U.S. expats who are Democrats here are showing increasing support for U.S. Sen. Bernie Sanders, the Vermont politician who wants to be president.
The support was obvious at the U.S. Independence Day picnic July 4. Expats in the vicinity of the Democrats Abroad booth wore Sanders t-shirts.
Sanders is further to the left than his opponent for the nomination, Hillary Clinton. He advocates breaking up major Wall Street financial institutions, supports free health care for all, promotes more progressive taxation and seeks a federal minimum wage of $15 an hour. He also opposes the Keystone pipeline and international trade agreements and backs unionization of workers.
In a December op-ed piece in the Washington Post he asked:
“Do we continue the 40-year decline of our middle class and the growing gap between the very rich and everyone else, or do we fight for a progressive economic agenda that creates jobs, raises wages, protects the environment and provides health care for all? Are we prepared to take on the enormous economic and political power of the billionaire class, or do we continue to slide into economic and political oligarchy?”
His attraction here is based, in part, on disenchantment with President Barack Obama and concern that Mrs. Clinton carries too much political baggage to be elected if Republicans field a viable opponent.
Typically overseas political organizations do not support candidates before a party nomination. But individual U.S. citizens can make political donations and urge others to vote for their candidate.
Sanders, 73, is serving his second term in the U.S. Senate. He entered as an independent. He was mayor of Burlington, Vermont, before winning a congressional seat.

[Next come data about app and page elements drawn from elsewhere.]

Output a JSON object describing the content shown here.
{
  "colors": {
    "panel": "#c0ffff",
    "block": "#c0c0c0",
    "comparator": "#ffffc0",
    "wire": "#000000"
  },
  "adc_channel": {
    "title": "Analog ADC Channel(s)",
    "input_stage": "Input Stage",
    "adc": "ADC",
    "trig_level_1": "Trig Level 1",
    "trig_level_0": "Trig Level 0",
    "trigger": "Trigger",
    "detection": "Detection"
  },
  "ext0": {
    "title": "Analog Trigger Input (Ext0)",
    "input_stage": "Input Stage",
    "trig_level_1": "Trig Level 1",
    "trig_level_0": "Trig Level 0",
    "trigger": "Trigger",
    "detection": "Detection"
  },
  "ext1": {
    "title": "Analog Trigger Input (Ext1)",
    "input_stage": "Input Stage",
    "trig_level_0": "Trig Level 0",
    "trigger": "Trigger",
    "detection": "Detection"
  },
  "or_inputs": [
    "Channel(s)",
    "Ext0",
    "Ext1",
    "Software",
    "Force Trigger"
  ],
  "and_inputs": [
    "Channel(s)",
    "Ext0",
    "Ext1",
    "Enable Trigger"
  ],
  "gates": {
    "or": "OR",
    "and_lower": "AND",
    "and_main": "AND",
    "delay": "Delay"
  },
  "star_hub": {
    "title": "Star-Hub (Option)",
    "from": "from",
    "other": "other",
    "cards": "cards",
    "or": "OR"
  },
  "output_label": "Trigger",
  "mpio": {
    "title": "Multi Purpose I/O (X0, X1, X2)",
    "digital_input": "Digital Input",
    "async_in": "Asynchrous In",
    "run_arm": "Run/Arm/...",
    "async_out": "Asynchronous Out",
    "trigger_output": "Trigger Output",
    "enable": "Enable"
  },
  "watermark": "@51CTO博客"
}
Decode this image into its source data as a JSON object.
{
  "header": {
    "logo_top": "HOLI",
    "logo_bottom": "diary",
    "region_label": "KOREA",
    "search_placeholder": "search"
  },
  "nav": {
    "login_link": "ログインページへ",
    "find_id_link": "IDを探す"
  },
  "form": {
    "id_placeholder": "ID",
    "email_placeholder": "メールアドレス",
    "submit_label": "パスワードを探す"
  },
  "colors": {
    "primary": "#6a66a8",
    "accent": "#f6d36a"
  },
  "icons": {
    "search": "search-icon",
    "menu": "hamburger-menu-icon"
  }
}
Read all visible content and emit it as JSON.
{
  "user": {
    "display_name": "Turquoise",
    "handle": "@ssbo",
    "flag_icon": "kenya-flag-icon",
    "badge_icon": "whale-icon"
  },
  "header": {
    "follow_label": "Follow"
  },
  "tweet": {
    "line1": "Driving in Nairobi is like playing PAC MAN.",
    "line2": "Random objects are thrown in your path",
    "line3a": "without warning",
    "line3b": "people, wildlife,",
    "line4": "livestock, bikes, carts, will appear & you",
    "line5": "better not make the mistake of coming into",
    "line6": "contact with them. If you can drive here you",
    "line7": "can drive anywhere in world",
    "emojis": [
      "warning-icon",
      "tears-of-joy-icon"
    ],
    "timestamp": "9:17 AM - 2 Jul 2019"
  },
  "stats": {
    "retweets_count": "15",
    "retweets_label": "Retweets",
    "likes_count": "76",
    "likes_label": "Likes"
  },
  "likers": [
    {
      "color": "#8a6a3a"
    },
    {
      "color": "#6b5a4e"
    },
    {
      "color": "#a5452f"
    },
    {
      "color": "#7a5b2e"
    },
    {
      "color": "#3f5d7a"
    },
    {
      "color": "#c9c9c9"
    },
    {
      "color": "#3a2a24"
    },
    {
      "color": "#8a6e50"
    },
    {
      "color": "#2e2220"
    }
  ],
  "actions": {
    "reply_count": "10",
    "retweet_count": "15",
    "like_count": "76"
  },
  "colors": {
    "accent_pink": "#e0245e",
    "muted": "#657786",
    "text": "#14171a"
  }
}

Affinity also is a consideration. One outspoken expat at the picnic said he was supporting Sanders because the candidate also was Jewish. Religion aside, members of Democrats Abroad here generally are seen to be more liberal than the average party member.